Data from the now defunct Mars Global Surveyor suggest that instead of protecting Mars’ thin atmosphere, the Red Planet’s spotty magnetic field may have helped the solar wind strip it, one piece at a time.
Tag Archives: mars
Google’s on Mars now. This is a great toy. There’s a gazetteer built in, so you can go to spacecraft crash landing sites, and geological features. The infrared images from the Mars Odyssey orbiter provide the highest resolution close up. I hope Google will incorporate images from the Reconnaissance Orbiter as updates. Very nice, but [...]
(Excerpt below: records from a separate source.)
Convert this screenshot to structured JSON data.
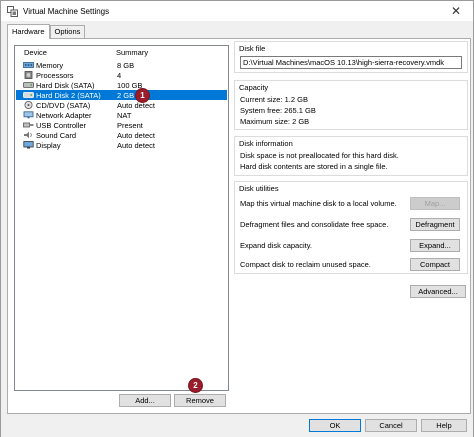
{
  "window": {
    "title": "Virtual Machine Settings"
  },
  "tabs": [
    {
      "label": "Hardware"
    },
    {
      "label": "Options"
    }
  ],
  "device_list": {
    "headers": {
      "device": "Device",
      "summary": "Summary"
    },
    "rows": [
      {
        "name": "Memory",
        "summary": "8 GB",
        "icon": "memory-icon"
      },
      {
        "name": "Processors",
        "summary": "4",
        "icon": "processor-icon"
      },
      {
        "name": "Hard Disk (SATA)",
        "summary": "100 GB",
        "icon": "hard-disk-icon"
      },
      {
        "name": "Hard Disk 2 (SATA)",
        "summary": "2 GB",
        "icon": "hard-disk-icon"
      },
      {
        "name": "CD/DVD (SATA)",
        "summary": "Auto detect",
        "icon": "cd-dvd-icon"
      },
      {
        "name": "Network Adapter",
        "summary": "NAT",
        "icon": "network-adapter-icon"
      },
      {
        "name": "USB Controller",
        "summary": "Present",
        "icon": "usb-icon"
      },
      {
        "name": "Sound Card",
        "summary": "Auto detect",
        "icon": "sound-card-icon"
      },
      {
        "name": "Display",
        "summary": "Auto detect",
        "icon": "display-icon"
      }
    ]
  },
  "badges": {
    "one": "1",
    "two": "2"
  },
  "list_buttons": {
    "add": "Add...",
    "remove": "Remove"
  },
  "disk_file": {
    "title": "Disk file",
    "path": "D:\\Virtual Machines\\macOS 10.13\\high-sierra-recovery.vmdk"
  },
  "capacity": {
    "title": "Capacity",
    "current_size": "Current size: 1.2 GB",
    "system_free": "System free: 265.1 GB",
    "maximum_size": "Maximum size: 2 GB"
  },
  "disk_information": {
    "title": "Disk information",
    "line1": "Disk space is not preallocated for this hard disk.",
    "line2": "Hard disk contents are stored in a single file."
  },
  "disk_utilities": {
    "title": "Disk utilities",
    "map_text": "Map this virtual machine disk to a local volume.",
    "map_button": "Map...",
    "defrag_text": "Defragment files and consolidate free space.",
    "defrag_button": "Defragment",
    "expand_text": "Expand disk capacity.",
    "expand_button": "Expand...",
    "compact_text": "Compact disk to reclaim unused space.",
    "compact_button": "Compact"
  },
  "advanced_button": "Advanced...",
  "footer": {
    "ok": "OK",
    "cancel": "Cancel",
    "help": "Help"
  },
  "colors": {
    "selection": "#0078d7",
    "badge": "#9b1c2a"
  }
}
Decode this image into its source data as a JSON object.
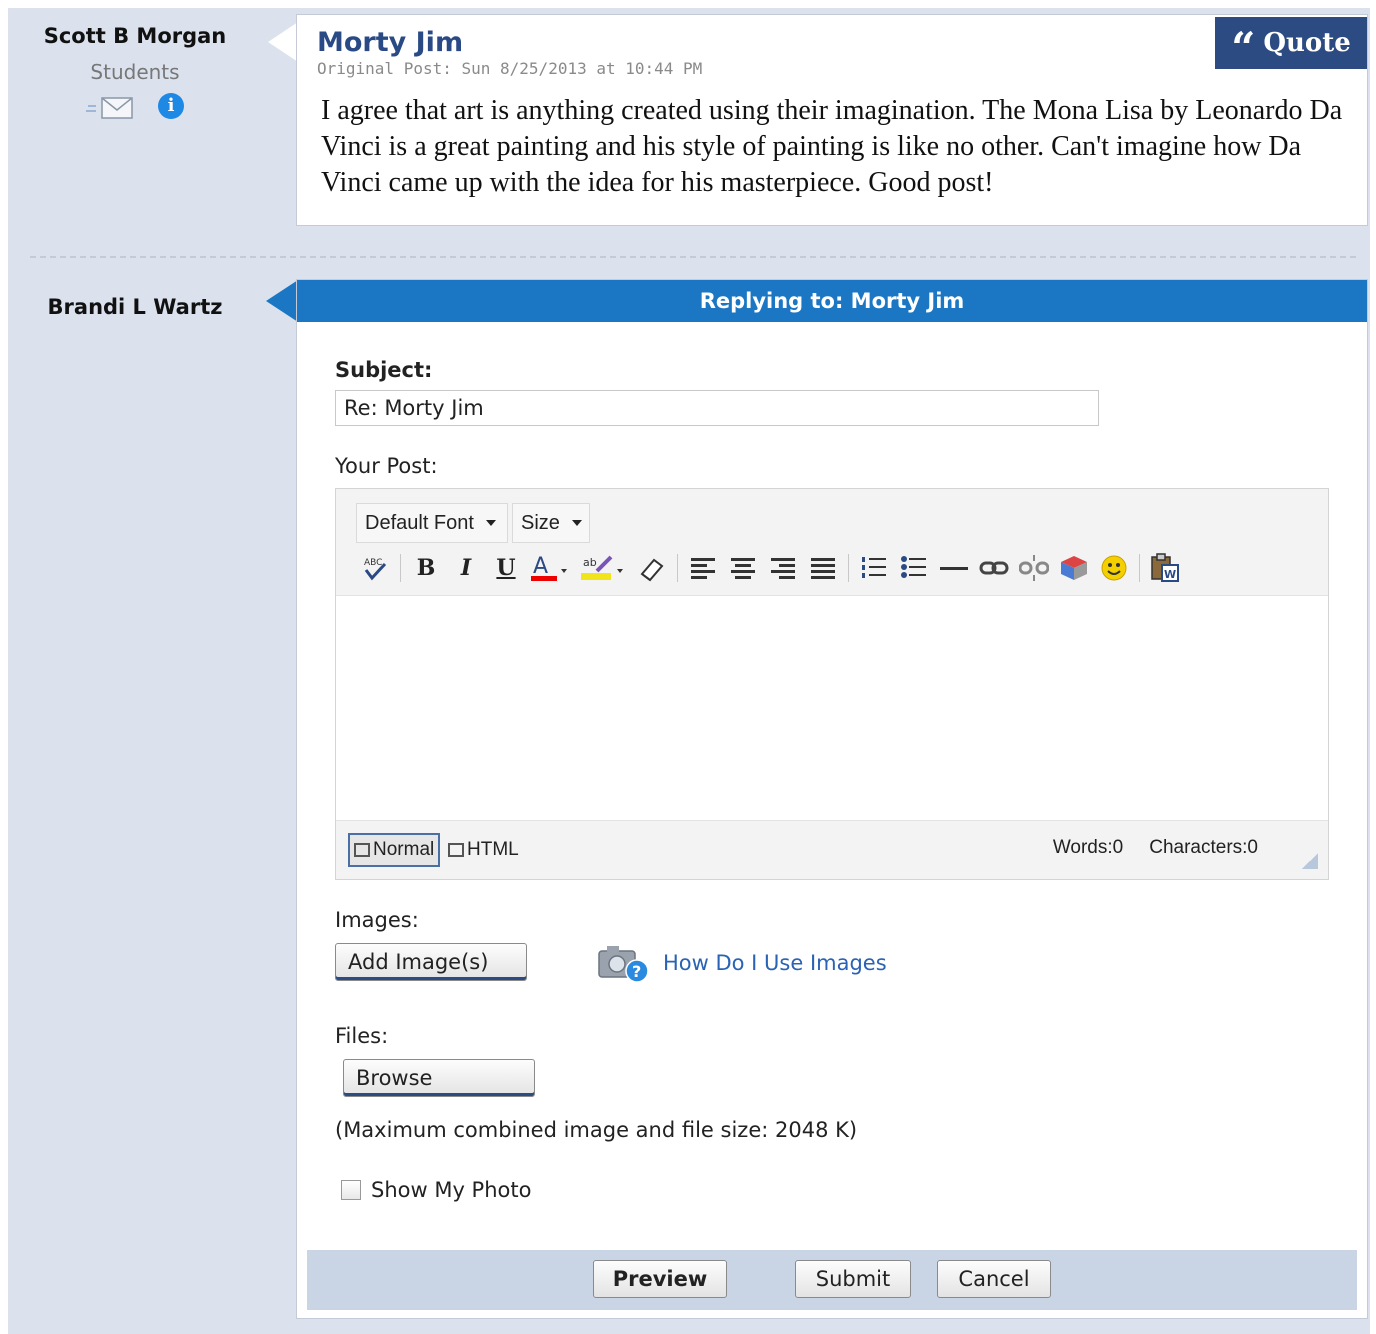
{
  "original_author": {
    "name": "Scott B Morgan",
    "role": "Students",
    "icons": [
      "mail-icon",
      "info-icon"
    ]
  },
  "original_post": {
    "title": "Morty Jim",
    "meta": "Original Post: Sun 8/25/2013 at 10:44 PM",
    "quote_label": "Quote",
    "body": "I agree that art is anything created using their imagination. The Mona Lisa by Leonardo Da Vinci is a great painting and his style of painting is like no other. Can't imagine how Da Vinci came up with the idea for his masterpiece. Good post!"
  },
  "reply_author": {
    "name": "Brandi L Wartz"
  },
  "reply": {
    "header": "Replying to: Morty Jim",
    "subject_label": "Subject:",
    "subject_value": "Re: Morty Jim",
    "post_label": "Your Post:",
    "editor": {
      "font_select": "Default Font",
      "size_select": "Size",
      "toolbar_icons": [
        "spellcheck-icon",
        "bold-icon",
        "italic-icon",
        "underline-icon",
        "font-color-icon",
        "highlight-icon",
        "eraser-icon",
        "align-left-icon",
        "align-center-icon",
        "align-right-icon",
        "justify-icon",
        "ordered-list-icon",
        "unordered-list-icon",
        "horizontal-rule-icon",
        "link-icon",
        "unlink-icon",
        "insert-object-icon",
        "smiley-icon",
        "paste-word-icon"
      ],
      "mode_normal": "Normal",
      "mode_html": "HTML",
      "words": "Words:0",
      "characters": "Characters:0"
    },
    "images_label": "Images:",
    "add_images_button": "Add Image(s)",
    "help_link": "How Do I Use Images",
    "files_label": "Files:",
    "browse_button": "Browse",
    "size_note": "(Maximum combined image and file size: 2048 K)",
    "show_photo_label": "Show My Photo",
    "show_photo_checked": false,
    "preview_button": "Preview",
    "submit_button": "Submit",
    "cancel_button": "Cancel"
  },
  "colors": {
    "frame_bg": "#dbe2ee",
    "header_blue": "#1b77c4",
    "quote_navy": "#2b4b82",
    "author_title": "#2a4a86",
    "link_blue": "#2a62b5",
    "action_bar": "#c9d5e5"
  }
}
A QuickTime movie in ‘true’ color made from a panorama stitched together from images taken by the Spirit Rover atop Husband Hill in Gusev Crater, Mars. Thanks Cornell, JPL, and NASA. You helped cheer me up.
Spirit, one of the Mars Exploration Rovers, reached the top of Husband Hill. Great view, huh?
The Mars Rover Opportunity drove up to the wreckage of its discarded heat shield. The shield made a nice divot on the surface.
I’m looking at a high-resolution photo from the Mars Express orbiter of the Mariner Valley, and see a dark, lens-shaped smudge on the left hand side of the image. There’s a crater with ejecta marks at the top of the smudge. Would that be consistent with a recent impact kicking up and depositing darker material [...]
Meanwhile, Spirit and Opportunity are still boppin’ away on Mars. Spirit’s in the hills a couple of miles from where it landed back in January, so it has some great views. I’ve been waiting for these shots. Until this year, we had to imagine what the scene would be like.
Kees Veenenbos made beautiful renders of what a wet Mars may have looked like. He used radar altimeter data from the Mars Orbiters and fed it into the Terragen program.
Mars 3, the silent Soviet lander, has started radioing reports back to Earth. For some strange reason, the transmissions end up on Live Journal.
[ via Boing Boing ] Kim Stanley Robinson essay on Mars for the NYT.